These last few months have seen a rise in Asian hate crimes, bringing home the realities of painful racism that the AAPI community faces worldwide. Even though we still have more work to do, let’s celebrate the achievements and contributions of Asian Americans and Pacific Islanders, specifically Asian athletes.
Racism Against Asian Athletes
From stereotypes to underrepresentation, many factors have contributed to the low Asian-American participation in athletics. The common misconception of an Asian athlete is that Asians are “weak, fragile, and biologically ‘unsuited’ to modern sports” due to their outperformance in test scores, GPA, and extracurricular involvement. Furthermore, due to the myth of the “Model Minority,” Asian American children often do not pursue non-academic activities, such as sports, because they do not “match the norm.” Now, with COVID-19, Asian athletes have seen a rise in being targets of derogatory language on and off the court.
Statistics Of Asians In Sports
While the Asian population in the United States is between 5% to 6%, only 2.1% of Asian-American student-athletes are involved in NCAA. Furthermore, less than 1% of Asian athletes involved in NCAA play basketball or baseball.

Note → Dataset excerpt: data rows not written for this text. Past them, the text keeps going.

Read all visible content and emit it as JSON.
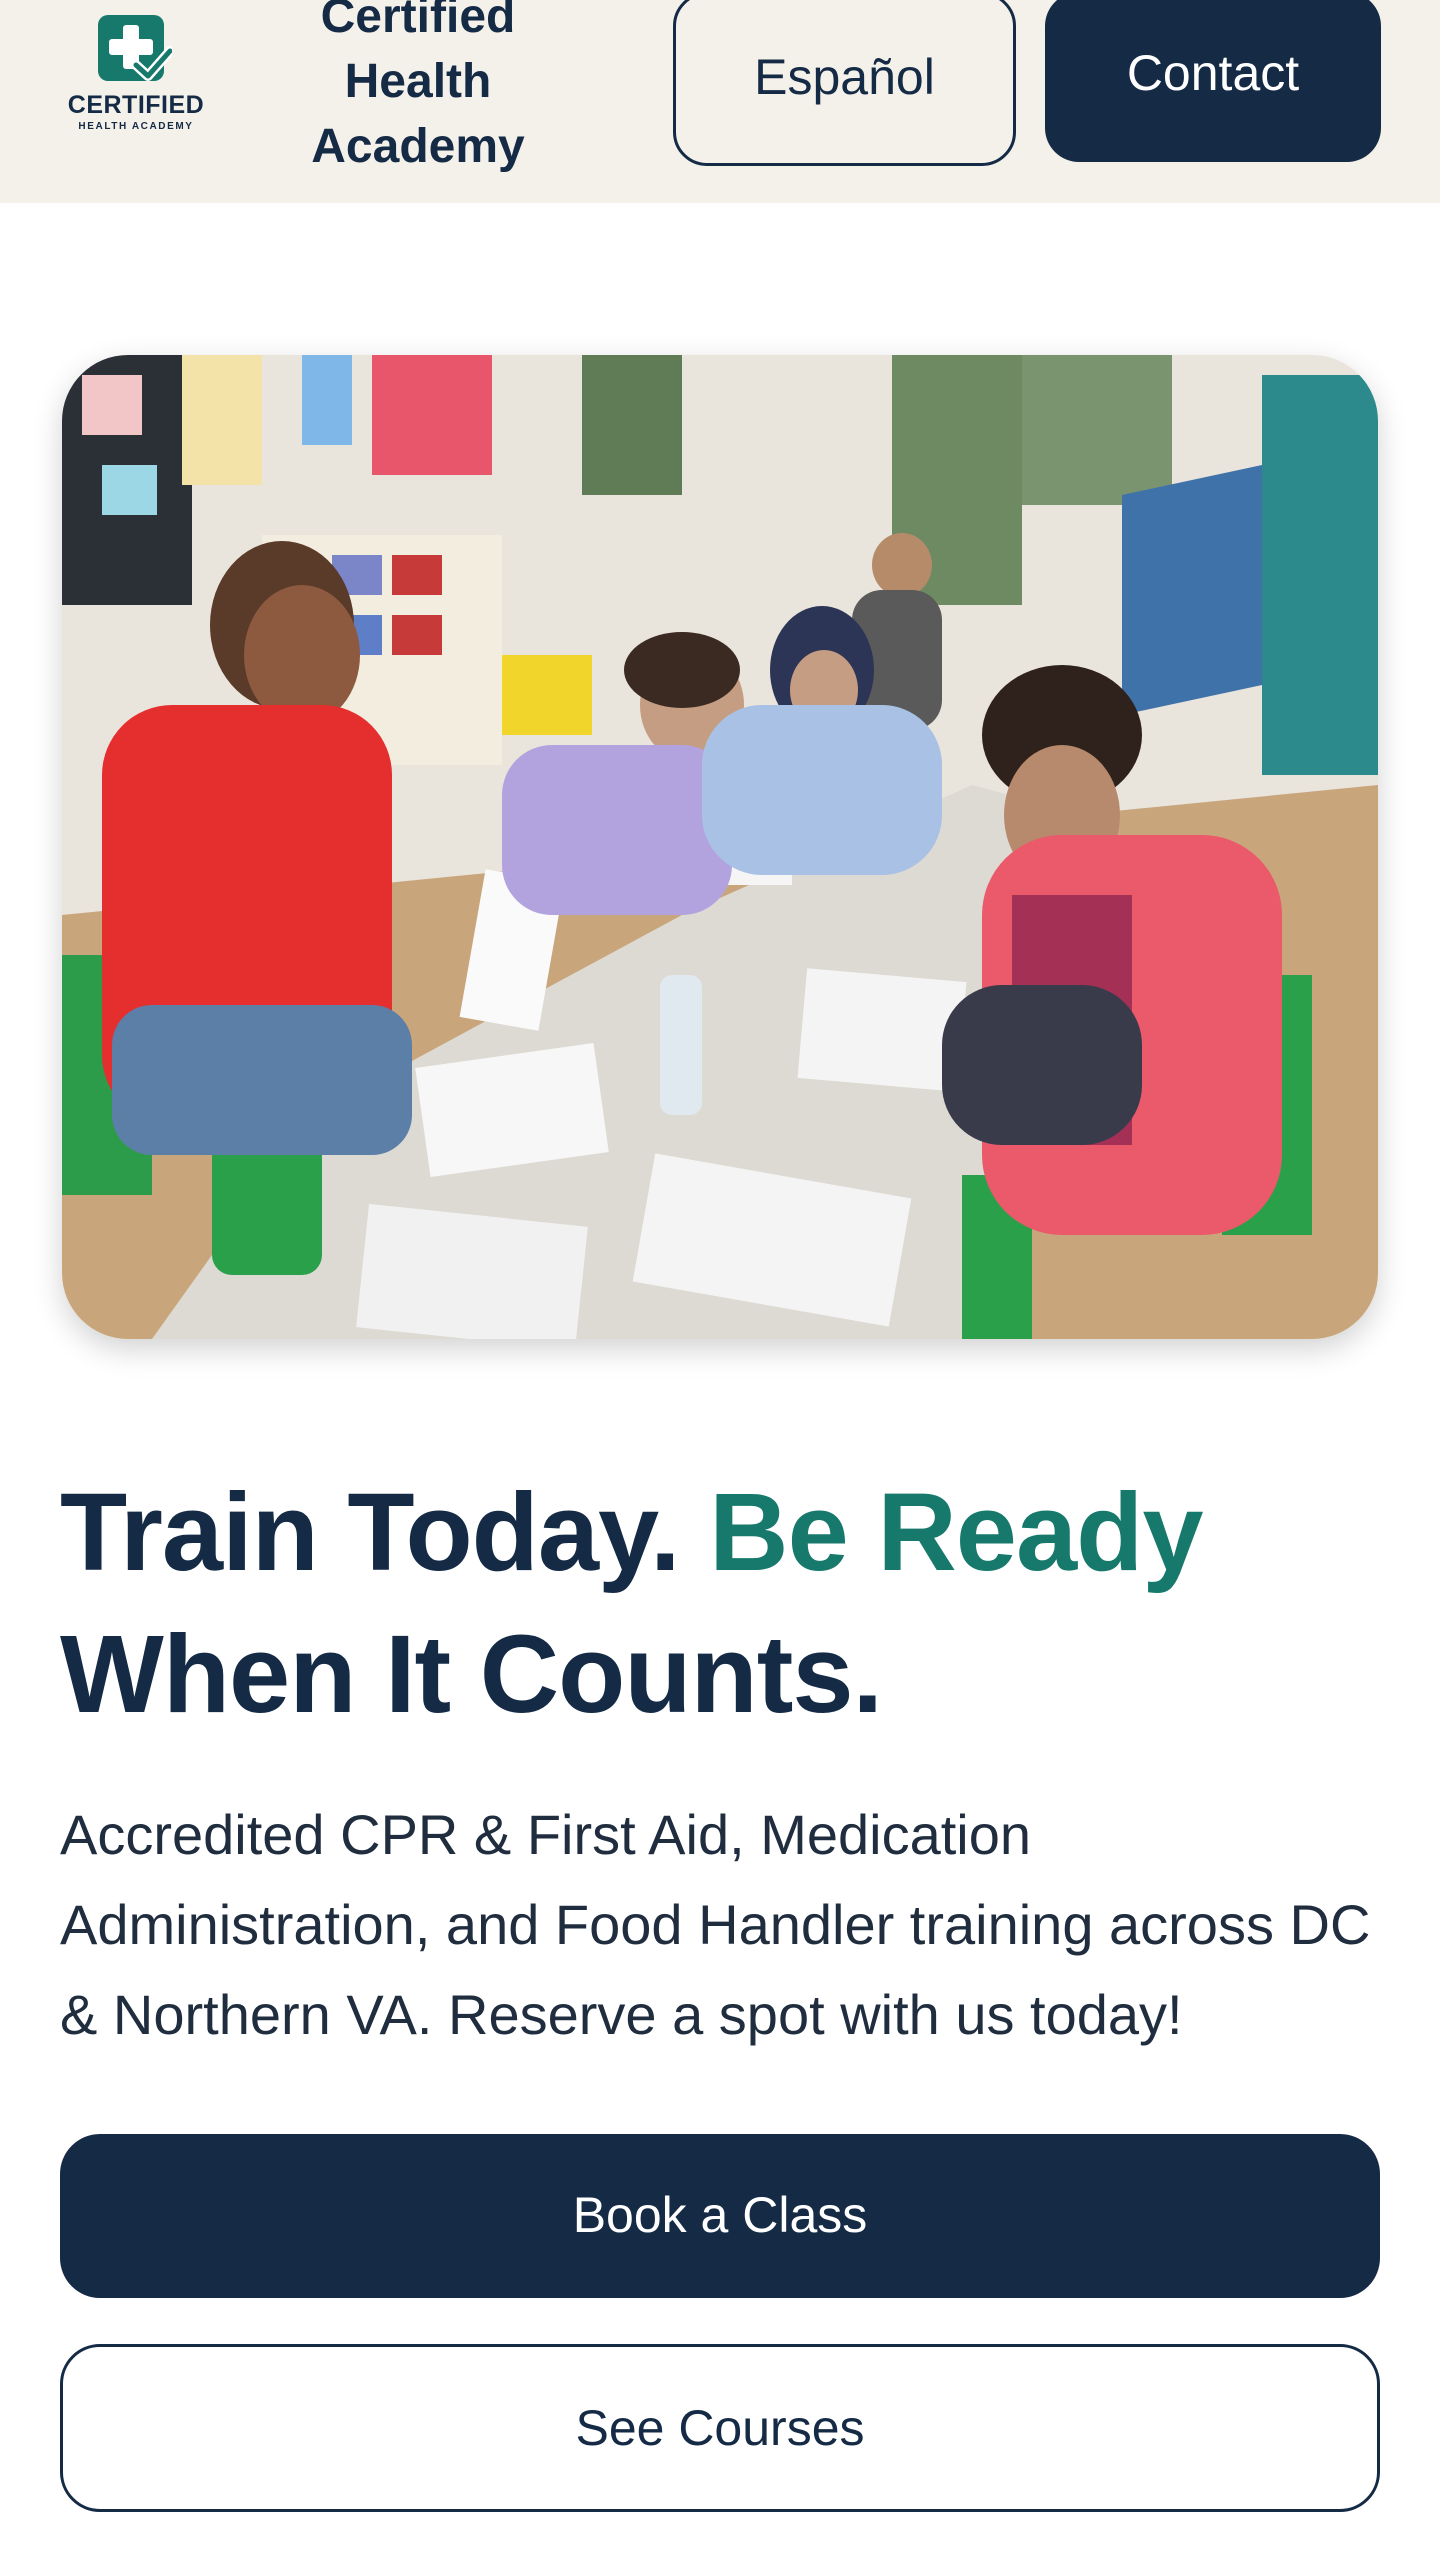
{
  "header": {
    "logo_text": "CERTIFIED",
    "logo_subtext": "HEALTH ACADEMY",
    "brand_lines": [
      "Certified",
      "Health",
      "Academy"
    ],
    "language_button": "Español",
    "contact_button": "Contact"
  },
  "hero": {
    "image_icon": "classroom-photo"
  },
  "headline": {
    "part1": "Train Today.",
    "accent": "Be Ready",
    "part2": "When It Counts."
  },
  "subtext": "Accredited CPR & First Aid, Medication Administration, and Food Handler training across DC & Northern VA. Reserve a spot with us today!",
  "cta": {
    "primary": "Book a Class",
    "secondary": "See Courses"
  },
  "colors": {
    "navy": "#142a45",
    "teal": "#16796b",
    "header_bg": "#f4f1ea"
  }
}
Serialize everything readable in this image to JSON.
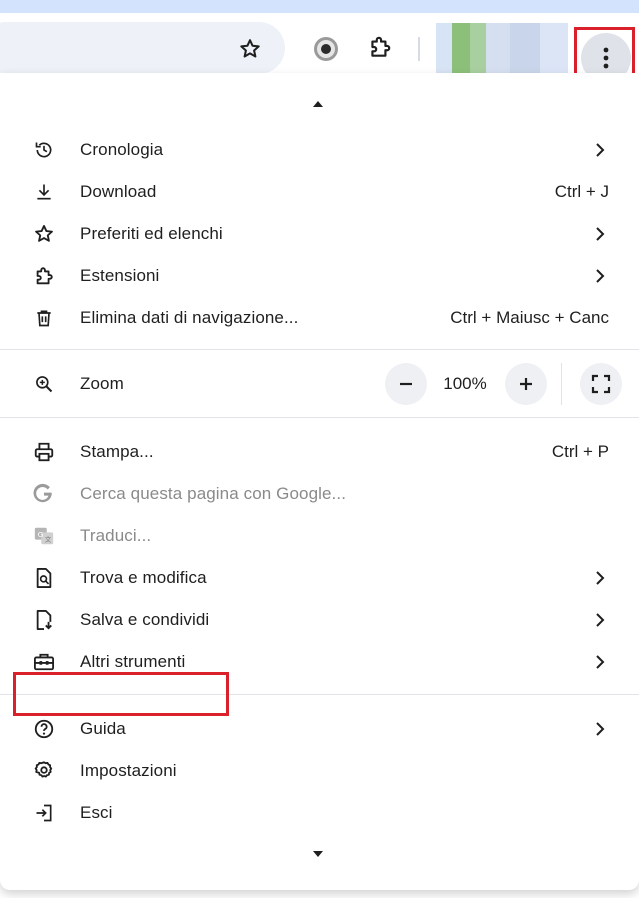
{
  "colors": {
    "highlight": "#d9202b",
    "text": "#1f1f1f",
    "disabled_text": "#8a8a8a",
    "menu_button_bg": "#dfe3e9"
  },
  "toolbar": {
    "icons": [
      "star-icon",
      "record-icon",
      "extensions-icon",
      "more-vert-icon"
    ]
  },
  "menu": {
    "group1": [
      {
        "label": "Cronologia",
        "icon": "history-icon",
        "submenu": true
      },
      {
        "label": "Download",
        "icon": "download-icon",
        "shortcut": "Ctrl + J"
      },
      {
        "label": "Preferiti ed elenchi",
        "icon": "star-icon",
        "submenu": true
      },
      {
        "label": "Estensioni",
        "icon": "extension-icon",
        "submenu": true
      },
      {
        "label": "Elimina dati di navigazione...",
        "icon": "trash-icon",
        "shortcut": "Ctrl + Maiusc + Canc"
      }
    ],
    "zoom": {
      "label": "Zoom",
      "icon": "zoom-icon",
      "value": "100%",
      "minus": "−",
      "plus": "+"
    },
    "group2": [
      {
        "label": "Stampa...",
        "icon": "print-icon",
        "shortcut": "Ctrl + P"
      },
      {
        "label": "Cerca questa pagina con Google...",
        "icon": "google-icon",
        "disabled": true
      },
      {
        "label": "Traduci...",
        "icon": "translate-icon",
        "disabled": true
      },
      {
        "label": "Trova e modifica",
        "icon": "find-icon",
        "submenu": true
      },
      {
        "label": "Salva e condividi",
        "icon": "save-share-icon",
        "submenu": true
      },
      {
        "label": "Altri strumenti",
        "icon": "toolbox-icon",
        "submenu": true
      }
    ],
    "group3": [
      {
        "label": "Guida",
        "icon": "help-icon",
        "submenu": true
      },
      {
        "label": "Impostazioni",
        "icon": "settings-icon"
      },
      {
        "label": "Esci",
        "icon": "exit-icon"
      }
    ]
  }
}
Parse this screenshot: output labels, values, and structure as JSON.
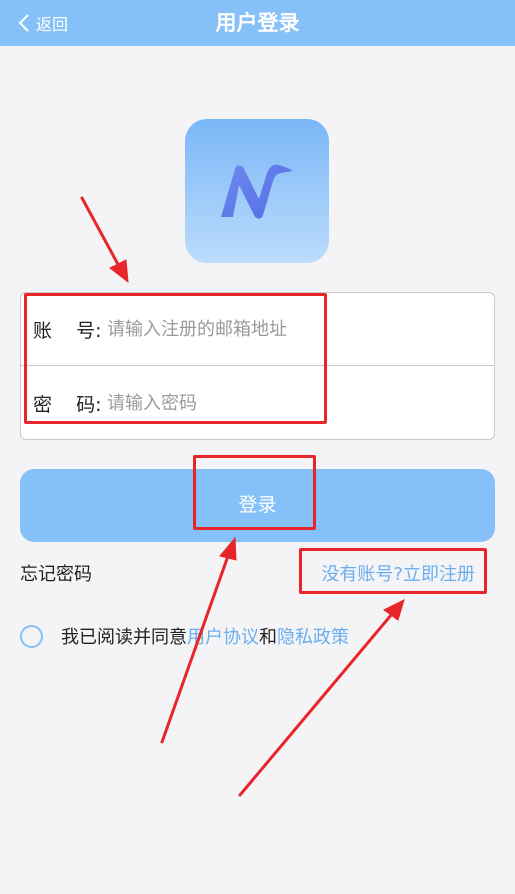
{
  "header": {
    "back_label": "返回",
    "title": "用户登录"
  },
  "logo": {
    "icon": "app-logo-n"
  },
  "form": {
    "account_label": "账    号:",
    "account_placeholder": "请输入注册的邮箱地址",
    "password_label": "密    码:",
    "password_placeholder": "请输入密码"
  },
  "login_button": "登录",
  "forgot_password": "忘记密码",
  "register_link": "没有账号?立即注册",
  "agreement": {
    "prefix": "我已阅读并同意",
    "user_agreement": "用户协议",
    "conjunction": "和",
    "privacy_policy": "隐私政策"
  },
  "colors": {
    "primary": "#86c0f8",
    "link": "#6aaef0",
    "annotation": "#e8262a"
  }
}
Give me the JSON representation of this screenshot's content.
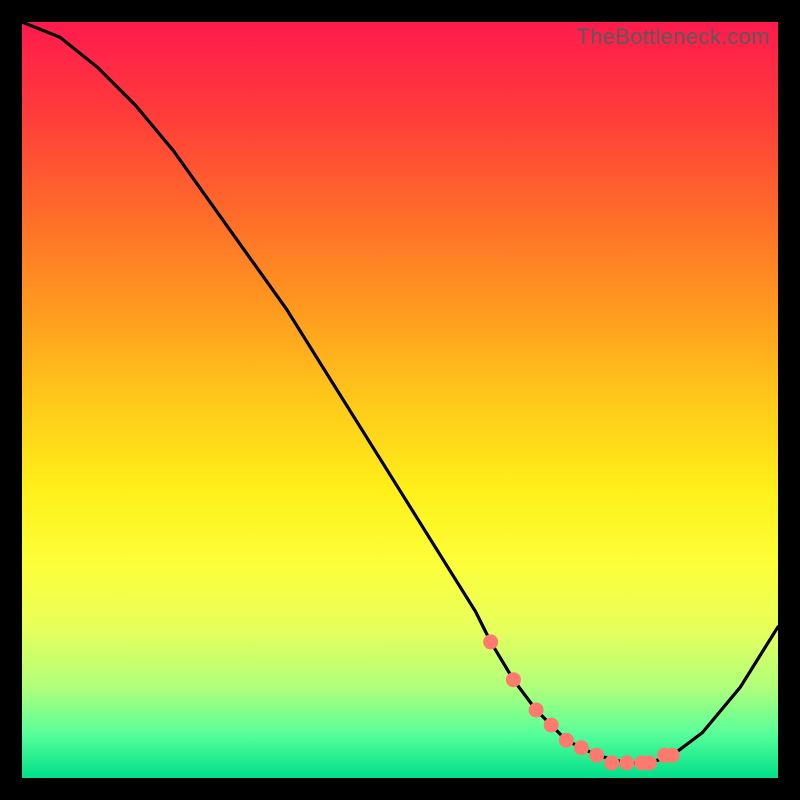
{
  "watermark": "TheBottleneck.com",
  "chart_data": {
    "type": "line",
    "title": "",
    "xlabel": "",
    "ylabel": "",
    "xlim": [
      0,
      100
    ],
    "ylim": [
      0,
      100
    ],
    "grid": false,
    "legend": false,
    "series": [
      {
        "name": "curve",
        "x": [
          0,
          5,
          10,
          15,
          20,
          25,
          30,
          35,
          40,
          45,
          50,
          55,
          60,
          62,
          65,
          68,
          72,
          76,
          80,
          83,
          86,
          90,
          95,
          100
        ],
        "y": [
          100,
          98,
          94,
          89,
          83,
          76,
          69,
          62,
          54,
          46,
          38,
          30,
          22,
          18,
          13,
          9,
          5,
          3,
          2,
          2,
          3,
          6,
          12,
          20
        ]
      }
    ],
    "markers": {
      "name": "highlight-points",
      "x": [
        62,
        65,
        68,
        70,
        72,
        74,
        76,
        78,
        80,
        82,
        83,
        85,
        86
      ],
      "y": [
        18,
        13,
        9,
        7,
        5,
        4,
        3,
        2,
        2,
        2,
        2,
        3,
        3
      ]
    },
    "colors": {
      "curve": "#000000",
      "marker": "#ff7a6e",
      "gradient_top": "#ff1a4d",
      "gradient_mid": "#fff01a",
      "gradient_bottom": "#00e08a",
      "frame": "#000000"
    }
  }
}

However, Asian athletes comprise about 10.5% of women’s Division I golf and about 14.6% of men’s fencing. The sports that Asians are most involved in include golf, gymnastics, tennis, swimming, and volleyball.
Asian Athletes And Their Response
Jeremy Lin was an impressive and influential Tawainese player for Harvard’s basketball team and the NBA. However, he faced many racist remarks throughout his career. During his college years, he heard racial slurs from fans, opposing players, and coaches. He would be called “chicken fried rice” or “beef lo mein.” He would also hear comments about his appearance, specifically his eyes. When he got to the NBA, he continued to be called slurs, such as “coronavirus.” However, Lin has stated that these opinions have motivated him “in a different way,” meaning that he now takes more pride in his identity. With this mindset, Lin has said that for every 3-pointer he makes, he will donate to an organization that supports youth empowerment or cross-cultural work. Also, Lin will use his social media platform(s) to highlight these non-profits and stand up, and “have a voice for the unheard.”
Chloe Kim is a well-achieved Korean American Olympic gold medalist. However, from childhood to now, she has experienced the adversaries of racial discrimination. Growing up in a predominantly white community, Kim always felt isolated and was never comfortable speaking about her situation. Even after winning her first X games and attending the Olympics, people continued to belittle her achievements. After that, Kim felt embarrassed being Asian, so she stopped speaking Korean and laughed off any racist jokes about the AAPI community. However, she is now sorry that she “was ever ashamed” and is “so proud to be Korean American.” Thus, Kim stated that “we need to hear more of these conversations” and that she is hopeful that she “can still do so much more.”
We should continue celebrating the achievements and challenges the AAPI community has overcome to create change, not just during Asian American and Pacific Islander Heritage Month but throughout the whole year.
Call To Action
Follow and support Asian athletes on any social media platform to learn about their stories, allowing you the opportunity to educate yourself and become involved. Stand up against racism and discrimination in your sport’s community, whether in school or club. Lastly, confront your biases to continue to work toward equality.